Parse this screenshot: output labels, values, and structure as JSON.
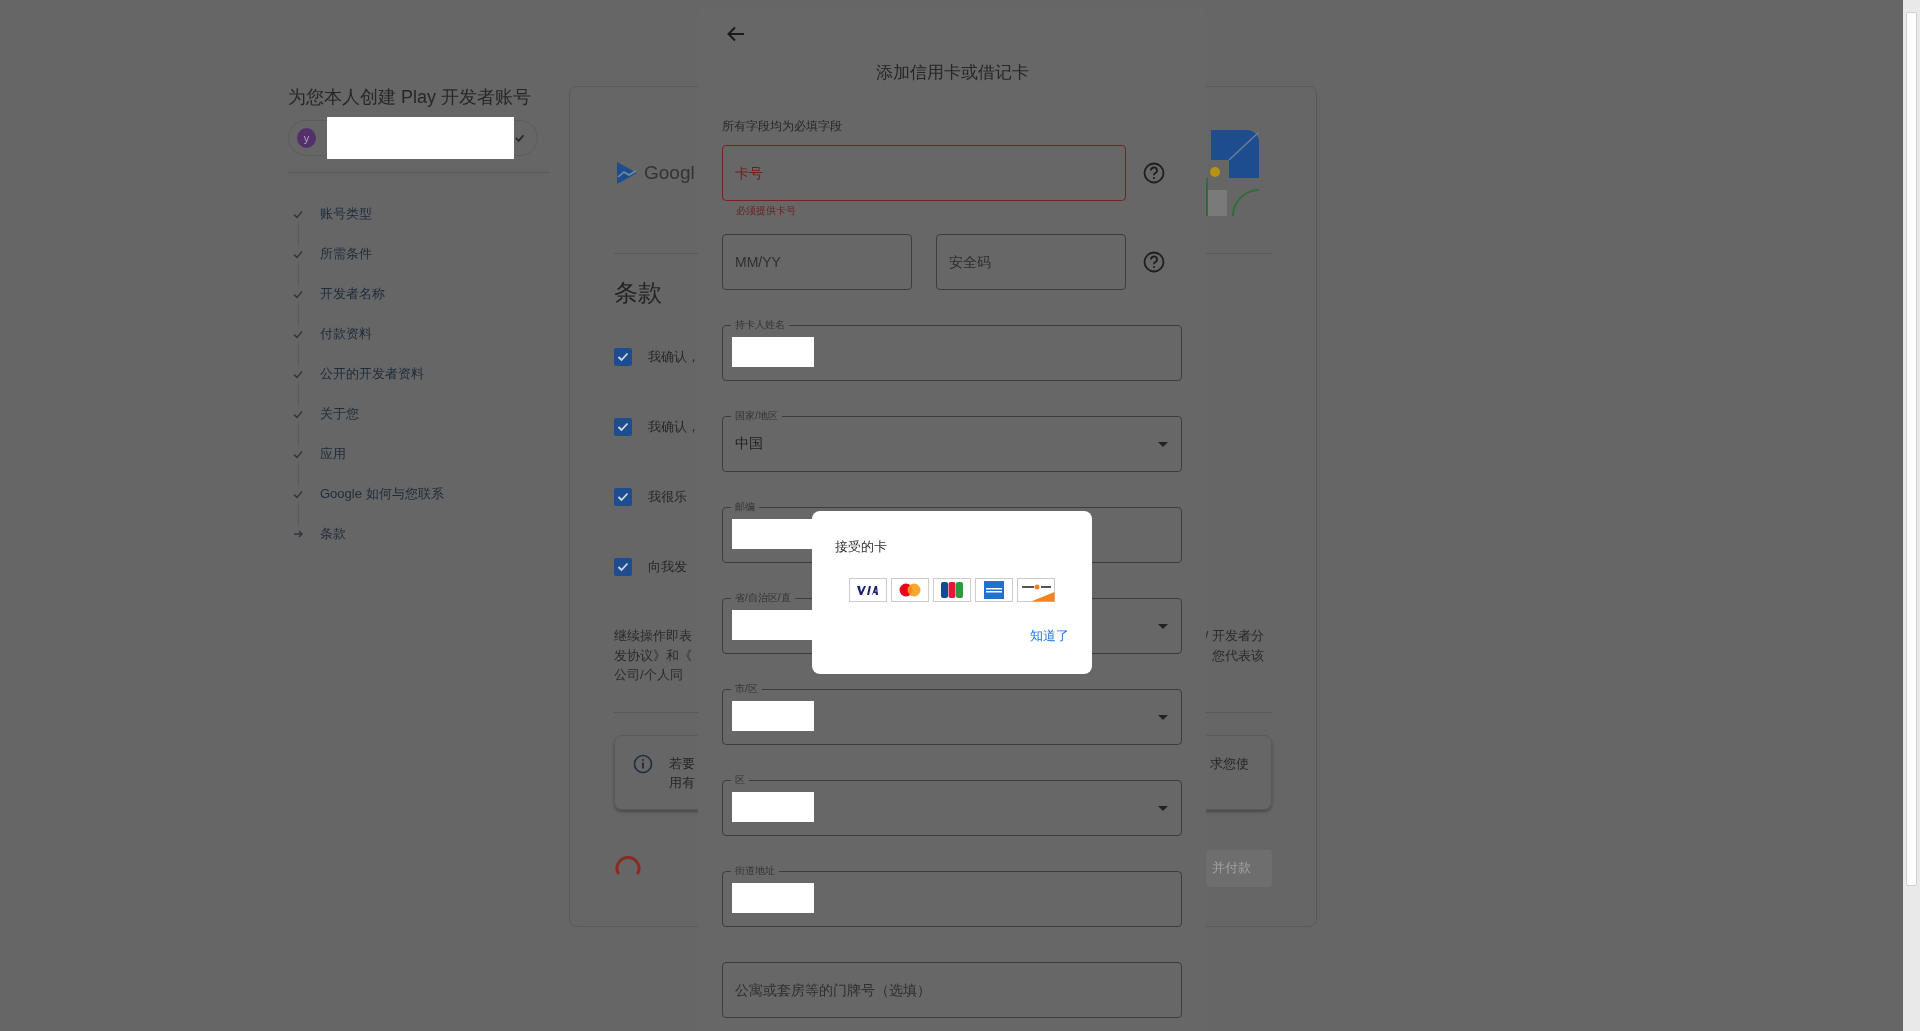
{
  "sidebar": {
    "title": "为您本人创建 Play 开发者账号",
    "account": {
      "avatar_letter": "y",
      "redacted": true
    },
    "steps": [
      {
        "label": "账号类型",
        "completed": true
      },
      {
        "label": "所需条件",
        "completed": true
      },
      {
        "label": "开发者名称",
        "completed": true
      },
      {
        "label": "付款资料",
        "completed": true
      },
      {
        "label": "公开的开发者资料",
        "completed": true
      },
      {
        "label": "关于您",
        "completed": true
      },
      {
        "label": "应用",
        "completed": true
      },
      {
        "label": "Google 如何与您联系",
        "completed": true
      },
      {
        "label": "条款",
        "completed": false
      }
    ]
  },
  "card": {
    "logo_text": "Googl",
    "heading": "条款",
    "checkboxes": [
      {
        "text": "我确认，",
        "checked": true
      },
      {
        "text": "我确认，",
        "checked": true
      },
      {
        "text": "我很乐",
        "checked": true
      },
      {
        "text": "向我发",
        "checked": true
      }
    ],
    "notice_left": [
      "继续操作即表",
      "发协议》和《",
      "公司/个人同"
    ],
    "notice_right": [
      "/ 开发者分",
      "您代表该"
    ],
    "info_left": [
      "若要",
      "用有"
    ],
    "info_right": "求您使",
    "loading": true,
    "button": {
      "label": "并付款",
      "disabled": true
    }
  },
  "dialog": {
    "title": "添加信用卡或借记卡",
    "note": "所有字段均为必填字段",
    "rows": [
      {
        "help": true,
        "fields": [
          {
            "placeholder": "卡号",
            "invalid": true,
            "error": "必须提供卡号"
          }
        ]
      },
      {
        "help": true,
        "fields": [
          {
            "placeholder": "MM/YY"
          },
          {
            "placeholder": "安全码"
          }
        ]
      },
      {
        "fields": [
          {
            "label": "持卡人姓名",
            "redacted": true
          }
        ]
      },
      {
        "fields": [
          {
            "label": "国家/地区",
            "value": "中国",
            "dropdown": true
          }
        ]
      },
      {
        "fields": [
          {
            "label": "邮编",
            "redacted": true
          }
        ]
      },
      {
        "fields": [
          {
            "label": "省/自治区/直",
            "redacted": true,
            "dropdown": true
          }
        ]
      },
      {
        "fields": [
          {
            "label": "市/区",
            "redacted": true,
            "dropdown": true
          }
        ]
      },
      {
        "fields": [
          {
            "label": "区",
            "redacted": true,
            "dropdown": true
          }
        ]
      },
      {
        "fields": [
          {
            "label": "街道地址",
            "redacted": true
          }
        ]
      },
      {
        "fields": [
          {
            "placeholder": "公寓或套房等的门牌号（选填）"
          }
        ]
      }
    ]
  },
  "popup": {
    "title": "接受的卡",
    "cards": [
      {
        "kind": "visa"
      },
      {
        "kind": "mastercard"
      },
      {
        "kind": "jcb"
      },
      {
        "kind": "amex"
      },
      {
        "kind": "discover"
      }
    ],
    "action": "知道了"
  }
}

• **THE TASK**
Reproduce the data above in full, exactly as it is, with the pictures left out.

• **EXERCISE OUTPUT**
Parse this screenshot: output labels, values, and structure as JSON.
{
  "sidebar": {
    "title": "为您本人创建 Play 开发者账号",
    "account": {
      "avatar_letter": "y",
      "redacted": true
    },
    "steps": [
      {
        "label": "账号类型",
        "completed": true
      },
      {
        "label": "所需条件",
        "completed": true
      },
      {
        "label": "开发者名称",
        "completed": true
      },
      {
        "label": "付款资料",
        "completed": true
      },
      {
        "label": "公开的开发者资料",
        "completed": true
      },
      {
        "label": "关于您",
        "completed": true
      },
      {
        "label": "应用",
        "completed": true
      },
      {
        "label": "Google 如何与您联系",
        "completed": true
      },
      {
        "label": "条款",
        "completed": false
      }
    ]
  },
  "card": {
    "logo_text": "Googl",
    "heading": "条款",
    "checkboxes": [
      {
        "text": "我确认，",
        "checked": true
      },
      {
        "text": "我确认，",
        "checked": true
      },
      {
        "text": "我很乐",
        "checked": true
      },
      {
        "text": "向我发",
        "checked": true
      }
    ],
    "notice_left": [
      "继续操作即表",
      "发协议》和《",
      "公司/个人同"
    ],
    "notice_right": [
      "/ 开发者分",
      "您代表该"
    ],
    "info_left": [
      "若要",
      "用有"
    ],
    "info_right": "求您使",
    "loading": true,
    "button": {
      "label": "并付款",
      "disabled": true
    }
  },
  "dialog": {
    "title": "添加信用卡或借记卡",
    "note": "所有字段均为必填字段",
    "rows": [
      {
        "help": true,
        "fields": [
          {
            "placeholder": "卡号",
            "invalid": true,
            "error": "必须提供卡号"
          }
        ]
      },
      {
        "help": true,
        "fields": [
          {
            "placeholder": "MM/YY"
          },
          {
            "placeholder": "安全码"
          }
        ]
      },
      {
        "fields": [
          {
            "label": "持卡人姓名",
            "redacted": true
          }
        ]
      },
      {
        "fields": [
          {
            "label": "国家/地区",
            "value": "中国",
            "dropdown": true
          }
        ]
      },
      {
        "fields": [
          {
            "label": "邮编",
            "redacted": true
          }
        ]
      },
      {
        "fields": [
          {
            "label": "省/自治区/直",
            "redacted": true,
            "dropdown": true
          }
        ]
      },
      {
        "fields": [
          {
            "label": "市/区",
            "redacted": true,
            "dropdown": true
          }
        ]
      },
      {
        "fields": [
          {
            "label": "区",
            "redacted": true,
            "dropdown": true
          }
        ]
      },
      {
        "fields": [
          {
            "label": "街道地址",
            "redacted": true
          }
        ]
      },
      {
        "fields": [
          {
            "placeholder": "公寓或套房等的门牌号（选填）"
          }
        ]
      }
    ]
  },
  "popup": {
    "title": "接受的卡",
    "cards": [
      {
        "kind": "visa"
      },
      {
        "kind": "mastercard"
      },
      {
        "kind": "jcb"
      },
      {
        "kind": "amex"
      },
      {
        "kind": "discover"
      }
    ],
    "action": "知道了"
  }
}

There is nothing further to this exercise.